**Information shown**:
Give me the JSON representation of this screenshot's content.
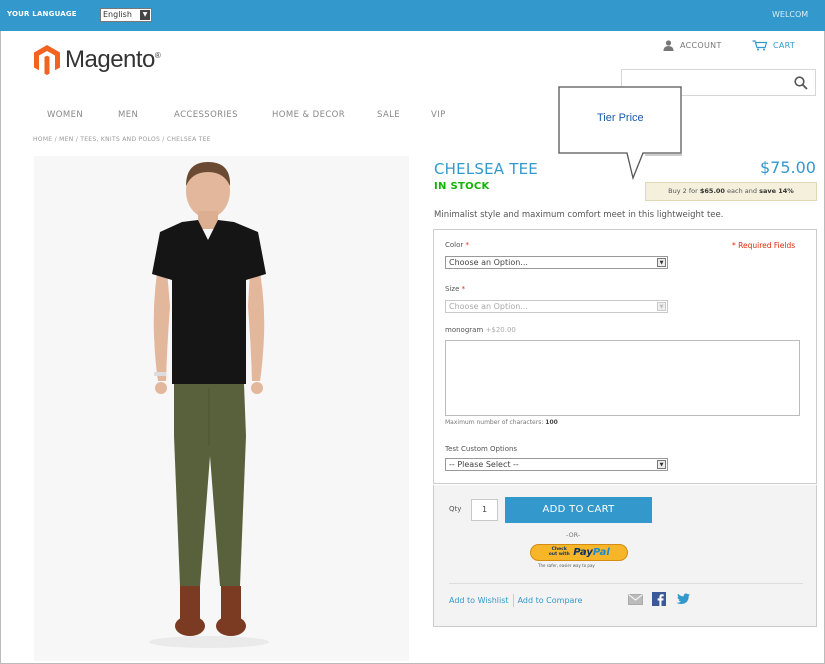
{
  "topbar": {
    "language_label": "YOUR LANGUAGE",
    "language_value": "English",
    "welcome": "WELCOM"
  },
  "header": {
    "logo_text": "Magento",
    "logo_reg": "®",
    "account_label": "ACCOUNT",
    "cart_label": "CART",
    "search_value": ""
  },
  "nav": {
    "items": [
      "WOMEN",
      "MEN",
      "ACCESSORIES",
      "HOME & DECOR",
      "SALE",
      "VIP"
    ]
  },
  "breadcrumb": "HOME / MEN / TEES, KNITS AND POLOS / CHELSEA TEE",
  "callout": {
    "text": "Tier Price"
  },
  "product": {
    "name": "CHELSEA TEE",
    "price": "$75.00",
    "stock": "IN STOCK",
    "tier_prefix": "Buy 2 for ",
    "tier_price": "$65.00",
    "tier_mid": " each and ",
    "tier_save": "save 14%",
    "description": "Minimalist style and maximum comfort meet in this lightweight tee."
  },
  "options": {
    "required_fields": "* Required Fields",
    "color_label": "Color",
    "color_value": "Choose an Option...",
    "size_label": "Size",
    "size_value": "Choose an Option...",
    "monogram_label": "monogram",
    "monogram_extra": "+$20.00",
    "max_chars_label": "Maximum number of characters:",
    "max_chars_value": "100",
    "custom_label": "Test Custom Options",
    "custom_value": "-- Please Select --",
    "required_star": "*"
  },
  "cart": {
    "qty_label": "Qty",
    "qty_value": "1",
    "add_to_cart": "ADD TO CART",
    "or": "-OR-",
    "paypal_checkout": "Check out with",
    "paypal_word_1": "Pay",
    "paypal_word_2": "Pal",
    "paypal_tagline": "The safer, easier way to pay",
    "wishlist": "Add to Wishlist",
    "compare": "Add to Compare"
  },
  "colors": {
    "accent": "#3399cc",
    "stock_green": "#11b400",
    "required_red": "#df280a",
    "logo_orange": "#f26322"
  }
}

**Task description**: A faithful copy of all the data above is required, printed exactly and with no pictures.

**Exercise result**:
Give me the JSON representation of this screenshot's content.
{
  "topbar": {
    "language_label": "YOUR LANGUAGE",
    "language_value": "English",
    "welcome": "WELCOM"
  },
  "header": {
    "logo_text": "Magento",
    "logo_reg": "®",
    "account_label": "ACCOUNT",
    "cart_label": "CART",
    "search_value": ""
  },
  "nav": {
    "items": [
      "WOMEN",
      "MEN",
      "ACCESSORIES",
      "HOME & DECOR",
      "SALE",
      "VIP"
    ]
  },
  "breadcrumb": "HOME / MEN / TEES, KNITS AND POLOS / CHELSEA TEE",
  "callout": {
    "text": "Tier Price"
  },
  "product": {
    "name": "CHELSEA TEE",
    "price": "$75.00",
    "stock": "IN STOCK",
    "tier_prefix": "Buy 2 for ",
    "tier_price": "$65.00",
    "tier_mid": " each and ",
    "tier_save": "save 14%",
    "description": "Minimalist style and maximum comfort meet in this lightweight tee."
  },
  "options": {
    "required_fields": "* Required Fields",
    "color_label": "Color",
    "color_value": "Choose an Option...",
    "size_label": "Size",
    "size_value": "Choose an Option...",
    "monogram_label": "monogram",
    "monogram_extra": "+$20.00",
    "max_chars_label": "Maximum number of characters:",
    "max_chars_value": "100",
    "custom_label": "Test Custom Options",
    "custom_value": "-- Please Select --",
    "required_star": "*"
  },
  "cart": {
    "qty_label": "Qty",
    "qty_value": "1",
    "add_to_cart": "ADD TO CART",
    "or": "-OR-",
    "paypal_checkout": "Check out with",
    "paypal_word_1": "Pay",
    "paypal_word_2": "Pal",
    "paypal_tagline": "The safer, easier way to pay",
    "wishlist": "Add to Wishlist",
    "compare": "Add to Compare"
  },
  "colors": {
    "accent": "#3399cc",
    "stock_green": "#11b400",
    "required_red": "#df280a",
    "logo_orange": "#f26322"
  }
}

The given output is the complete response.